New initiative invites Torontonians to dream big about the future of the city's main drag.

Yonge Street’s downtown strip has gone through some dramatic changes over the years—it’s been music hotspot, pedestrian mall, grotty underbelly, and commercial centre—and the landmark stretch continues to evolve, through residential development, turnover at the Eaton Centre, and the growth of nearby Ryerson University. But how do Torontonians, the people who travel Yonge on a regular basis, want the street and surrounding area to develop in years to come? That’s the question at the heart of Yonge Love, an ongoing initiative of the Downtown Yonge Business Improvement Area that invites citizens to share their feelings about Toronto’s high street.

“We want people to upload content [to Yonge Love’s website] of what they’ve loved about Yonge Street in the past, Yonge Street of the present, and what they would you like to see in Yonge Street of the future,” says Mark Garner, executive director and chief staff officer of the Downtown Yonge BIA.

Garner describes Yonge Love as an innovative, broad-reaching community consultation that will allow Torontonians to express what they think the street should look like. Those interested in contributing to the project can share written stories and images on the website, comment on articles and videos posted by the BIA and other contributors, record a video message at Yonge Love’s pop-up location (which opens July 10 at 11 a.m.), or enter the project’s Instagram contest by tagging Yonge-related photos with #YongeLove.

The aim is to gather as much information and as many opinions as possible from those who know Yonge best, in order to find out what makes it such a meaningful part of the city. “Yonge Street is the iconic street,” says Garner. “Everybody has had some sort of rite of passage on Yonge Street. It’s been the place for celebrations—the festival street. It’s a place for all Torontonians to come to.”

At the end of this year, the Downtown Yonge BIA will analyze the information its gathered and use it as the basis for their public realm and strategic planning work over the next five, 10, or 15 years. The organization has a long history of working with the City on public space projects, so its endorsement could go a long way toward shaping Yonge Street in the public’s image.

But what is it that the public wants? “Already, from launching, we’ve seen that people want wider sidewalks,” Garner says, touching on an issue the BIA has been championing for years. “I expect we’ll get into cleanliness issues, more programming, outdoor patios. All of these things will come up as part of the process.“

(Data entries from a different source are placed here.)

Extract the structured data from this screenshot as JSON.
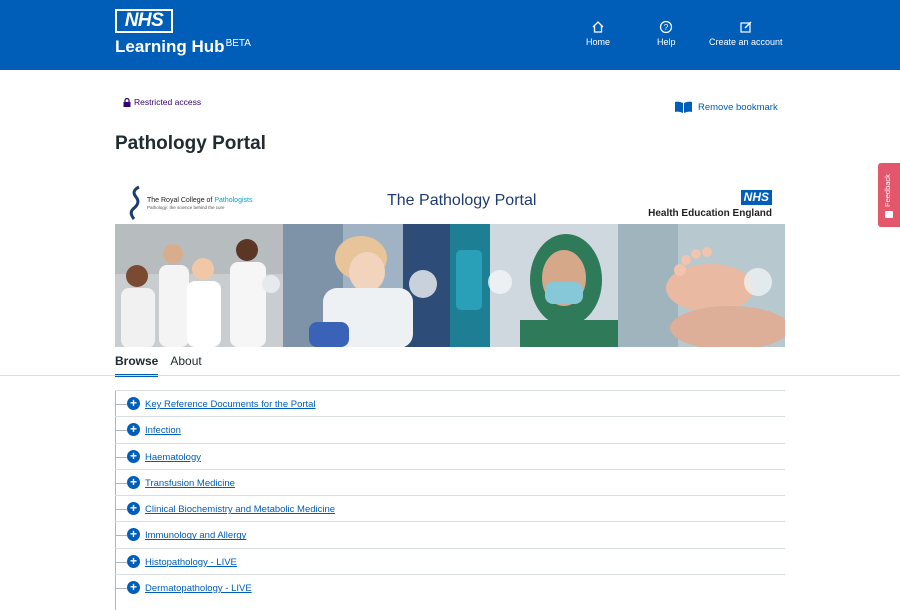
{
  "header": {
    "logo": "NHS",
    "app_name": "Learning Hub",
    "app_badge": "BETA",
    "nav": [
      {
        "label": "Home",
        "icon": "home-icon"
      },
      {
        "label": "Help",
        "icon": "help-icon"
      },
      {
        "label": "Create an account",
        "icon": "edit-icon"
      }
    ]
  },
  "restricted_label": "Restricted access",
  "bookmark_label": "Remove bookmark",
  "page_title": "Pathology Portal",
  "banner": {
    "rcp_name_a": "The Royal College of",
    "rcp_name_b": "Pathologists",
    "rcp_tagline": "Pathology: the science behind the cure",
    "portal_title": "The Pathology Portal",
    "hee_logo": "NHS",
    "hee_name": "Health Education England"
  },
  "tabs": [
    "Browse",
    "About"
  ],
  "tree_items": [
    "Key Reference Documents for the Portal",
    "Infection",
    "Haematology",
    "Transfusion Medicine",
    "Clinical Biochemistry and Metabolic Medicine",
    "Immunology and Allergy",
    "Histopathology - LIVE",
    "Dermatopathology - LIVE"
  ],
  "feedback_label": "Feedback",
  "colors": {
    "primary": "#005eb8",
    "text": "#212b32",
    "feedback": "#e4566c"
  }
}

Toronto has evolved a lot—infrastructure has been developed, storefronts have changed, the population has grown exponentially—and Yonge Love will ensure that the public has a say in how the city’s most famous street evolves along with it.


  • Albin

    What does it take to qualify as an expert? I rented my wedding suit (beautiful sky blue silk double-breasted, knocked everybody out, setting off the flow of my then-auburn hair half way down my back) in 1973 from Syd Silver at #500 Yonge. I remember the walking mall experiment and don’t remember why it failed, exactly, to continue to this day.

    But, after all, I’m very happy that the section from Bloor down to Dundas has remained as grotty and photogenic as it is for as long as it has with so many Diane Arbus types strolling up and down it. My days also include the hippy Yorkville and construction of the subway up to Steeles. My days also include Doris Day singing Que Sera Sera, as well as Bob Dylan singing “The Times They Are A-Changin’”. That is my respectful submission.

  • MER1978

    There are a lot of beautiful old buildings along Yonge… it’s too bad we’ve allowed them to degrade so much.